Since 1985, WaterWatch has pursued a single clear mission: To protect and restore flows in our rivers to sustain the native fish, wildlife, and the people who depend on healthy rivers. WaterWatch was the first organization in the West to seek structural reform of antiquated water laws to protect and restore our rivers.
In the late 1970s a pioneering group of Rogue River Basin anglers set out to restore streams for salmon and steelhead. What began as an effort to improve conditions for fish with shovels, logs, boulders and plantings sparked a movement that changed water law and river conservation across Oregon and the West.
As they worked, these visionary anglers recognized that without water instream, all of their labor would come to naught.

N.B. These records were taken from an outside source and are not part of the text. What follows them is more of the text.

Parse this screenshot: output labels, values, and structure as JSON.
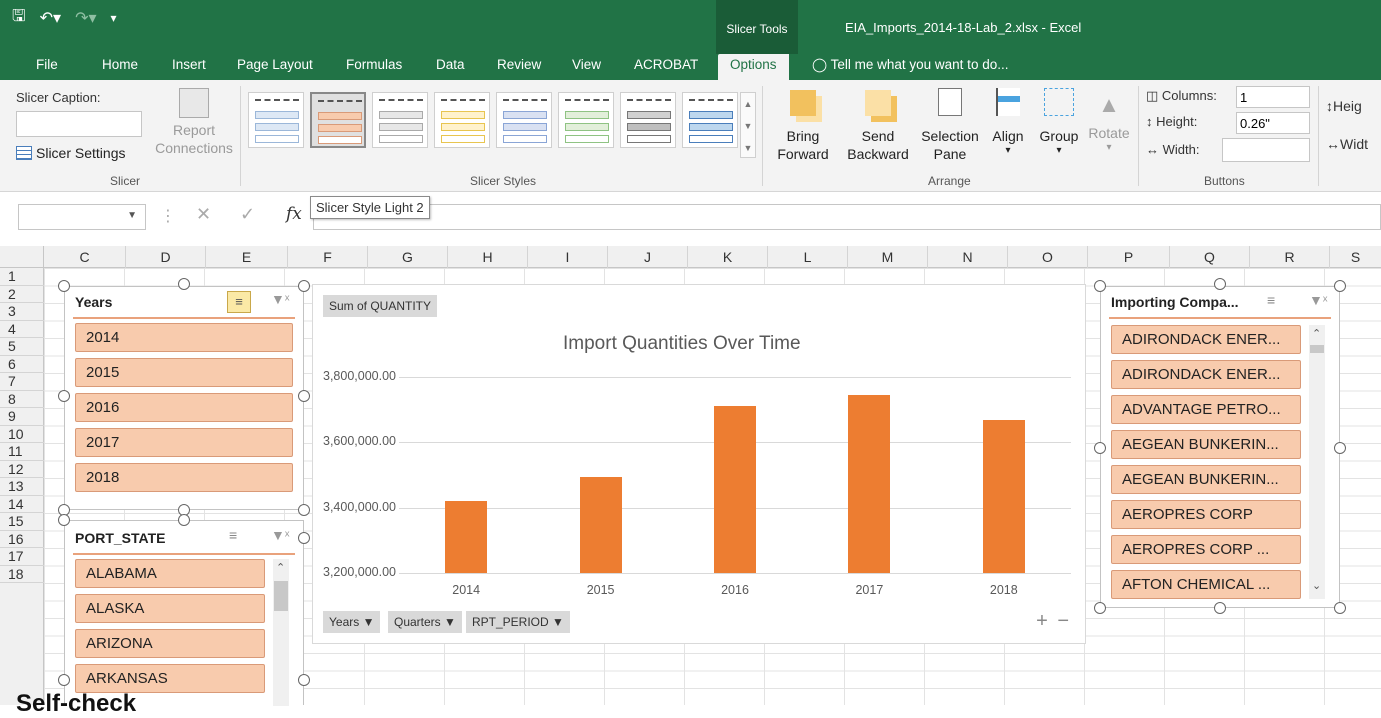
{
  "window": {
    "contextual_tab_group": "Slicer Tools",
    "title": "EIA_Imports_2014-18-Lab_2.xlsx - Excel"
  },
  "tabs": [
    "File",
    "Home",
    "Insert",
    "Page Layout",
    "Formulas",
    "Data",
    "Review",
    "View",
    "ACROBAT",
    "Options"
  ],
  "tell_me": "Tell me what you want to do...",
  "ribbon": {
    "slicer_group": {
      "caption_label": "Slicer Caption:",
      "caption_value": "",
      "settings_label": "Slicer Settings",
      "report_connections_1": "Report",
      "report_connections_2": "Connections",
      "group_label": "Slicer"
    },
    "styles_group": {
      "group_label": "Slicer Styles"
    },
    "arrange_group": {
      "bring_forward_1": "Bring",
      "bring_forward_2": "Forward",
      "send_backward_1": "Send",
      "send_backward_2": "Backward",
      "selection_pane_1": "Selection",
      "selection_pane_2": "Pane",
      "align": "Align",
      "group": "Group",
      "rotate": "Rotate",
      "group_label": "Arrange"
    },
    "buttons_group": {
      "columns_label": "Columns:",
      "columns_value": "1",
      "height_label": "Height:",
      "height_value": "0.26\"",
      "width_label": "Width:",
      "width_value": "",
      "group_label": "Buttons"
    },
    "size_group": {
      "height_label": "Heig",
      "width_label": "Widt"
    }
  },
  "formula_bar": {
    "namebox": "",
    "fx": "fx",
    "value": ""
  },
  "tooltip": "Slicer Style Light 2",
  "columns": [
    "C",
    "D",
    "E",
    "F",
    "G",
    "H",
    "I",
    "J",
    "K",
    "L",
    "M",
    "N",
    "O",
    "P",
    "Q",
    "R",
    "S"
  ],
  "rows": [
    "1",
    "2",
    "3",
    "4",
    "5",
    "6",
    "7",
    "8",
    "9",
    "10",
    "11",
    "12",
    "13",
    "14",
    "15",
    "16",
    "17",
    "18"
  ],
  "slicers": {
    "years": {
      "title": "Years",
      "items": [
        "2014",
        "2015",
        "2016",
        "2017",
        "2018"
      ]
    },
    "port_state": {
      "title": "PORT_STATE",
      "items": [
        "ALABAMA",
        "ALASKA",
        "ARIZONA",
        "ARKANSAS"
      ]
    },
    "importing": {
      "title": "Importing Compa...",
      "items": [
        "ADIRONDACK ENER...",
        "ADIRONDACK ENER...",
        "ADVANTAGE PETRO...",
        "AEGEAN BUNKERIN...",
        "AEGEAN BUNKERIN...",
        "AEROPRES CORP",
        "AEROPRES CORP     ...",
        "AFTON CHEMICAL ..."
      ]
    }
  },
  "chart": {
    "field_button": "Sum of QUANTITY",
    "axis_buttons": [
      "Years",
      "Quarters",
      "RPT_PERIOD"
    ],
    "zoom": "+ −"
  },
  "chart_data": {
    "type": "bar",
    "title": "Import Quantities Over Time",
    "categories": [
      "2014",
      "2015",
      "2016",
      "2017",
      "2018"
    ],
    "values": [
      3420000,
      3495000,
      3712000,
      3745000,
      3668000
    ],
    "ylim": [
      3200000,
      3800000
    ],
    "yticks": [
      "3,200,000.00",
      "3,400,000.00",
      "3,600,000.00",
      "3,800,000.00"
    ],
    "ytick_values": [
      3200000,
      3400000,
      3600000,
      3800000
    ],
    "color": "#ed7d31",
    "grid": true
  },
  "bottom_text": "Self-check"
}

Yet, across Oregon, more water often flowed in irrigation canals than in adjacent streams. One angler, Tom Simmons, began to investigate. Almost immediately, he met Audrey Jackson, a long-time Oregon activist on water issues. Tom and Audrey joined forces. They learned that Oregon gave away new rights to use water (a public resource), for free, without considering the impacts on our rivers or fish through processes dominated by agricultural, municipal and industrial interests. They also learned that many waterways across Oregon were literally being sucked dry.
The situation was not unique to Oregon. Across the West, rivers ran dry under antiquated water laws that failed to consider meaningfully the needs of rivers, fish, wildlife or the public interest in water. To address the dramatic imbalance between private and public uses of water, Tom and Audrey founded WaterWatch of Oregon in 1985.
Rivers need water